Mabilón Jiménez Quispe. Huacachina (2004).

although the latter followed traditional guidelines whilst also abiding by local and ancestral traditions. The inside of the box is divided horizontally into two spaces, which is also consistent with the native tradition: the Hanaq Pacha (the world above) and the Kay Pacha (the terrestrial world). The larger upper level refers to the celestial world and is inhabited by protective saints (St. Mark for cattle, St. Ines for goats, St. John the Baptist for sheep, among others), accompanied by some animals and sometimes a condor (symbol of the mountain spirit). The lower level contains scenes related to the circumstances of the client who

ordered the work. Lopez Antay named two of the main scenes reproduced in these boxes «Passion» (a farmer sitting behind a table witnessing the punishment of a cattle thief and the wife pleading for mercy) and the «Meeting» (a country scene with various characters e.g. a bull tamer, a singer, a weaver, a milkmaid, etc. as well as domestic and wild animals). So much for the magical-religious nature of these objects. The natural evolution and constant enhancement of the culture gave rise to inevitable changes in the means of expression. Halfway through the XX century, the Sanmarcos Box no longer fulfilled

the same purpose, due to new ideas, social and economic changes and changing customs and beliefs. During the forties, a group of artists and intellectuals who lived in Lima developed a special interest in all expressions of popular art – which until then had been derogatorily referred to as «handicrafts» – gave rise to an encounter with wonderful popular artists and, in this case, the discovery of the work of Joaquin Lopez Antay, a master from Ayacucho. It was this group of indigenists led by Jose Sabogal who recovered and encouraged this work. In this respect, it is worth highlighting the work of Alicia Bustamante and Elvira Luza, both indefatigable promoters of this type of art. It was them who suggested that Lopez Antay update his themes so that the narrative assumed an invaluable documentary role. In this way, the Sanmarcos Box gave way to the «retablo» thus officially changing its character so that it was no longer so magical-religious but more in line with current life circumstances. In 1975. Lopez Antay was awarded the National Cultural Prize for Art, giving rise to a strong controversy, the main reason being the objection to accepting popular art on a par with academic (or cultural) art. Today, this false antagonism has totally vanished. The analysis of the image, the study of its construction processes, the incessant attempt to identify vision guidelines, the understanding of the value of the look, the unhesitant acceptance of thought, have all contributed to overcoming intolerance and dogmatism. Figuratively speaking, popular art is a branch of the whole trunk and «retablos» are an opportunity for expression. These compartmented boxes containing characters that express grace, irony, humour, sadness, pain and joy, represent a part of the world of this group of human beings who live in the amazing geographical area known as Peru.
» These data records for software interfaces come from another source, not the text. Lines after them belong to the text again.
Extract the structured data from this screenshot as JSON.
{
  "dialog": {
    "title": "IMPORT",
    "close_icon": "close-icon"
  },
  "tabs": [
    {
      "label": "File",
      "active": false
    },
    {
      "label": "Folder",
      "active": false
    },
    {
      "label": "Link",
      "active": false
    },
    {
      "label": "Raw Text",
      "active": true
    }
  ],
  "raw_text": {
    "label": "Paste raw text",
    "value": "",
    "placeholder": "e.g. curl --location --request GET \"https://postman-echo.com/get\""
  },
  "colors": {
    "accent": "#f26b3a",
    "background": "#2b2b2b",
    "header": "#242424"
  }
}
*La imagen ancestral a través del retablo (Ancestral images through the «retablo») (exhibition catalogue). Guardianship: Luis Repetto Málaga. Introductory texts: Edgar Saba, Élida Román, Mario Razzeto and Luis Repetto Málaga. CCPUCP, Riva Agüero Institute, Banco Interamericano de Finanzas and Tim Perú. Lima, 2004. 156 pp.

Chasqui, October 2005  

Peruvian Cultural Magazine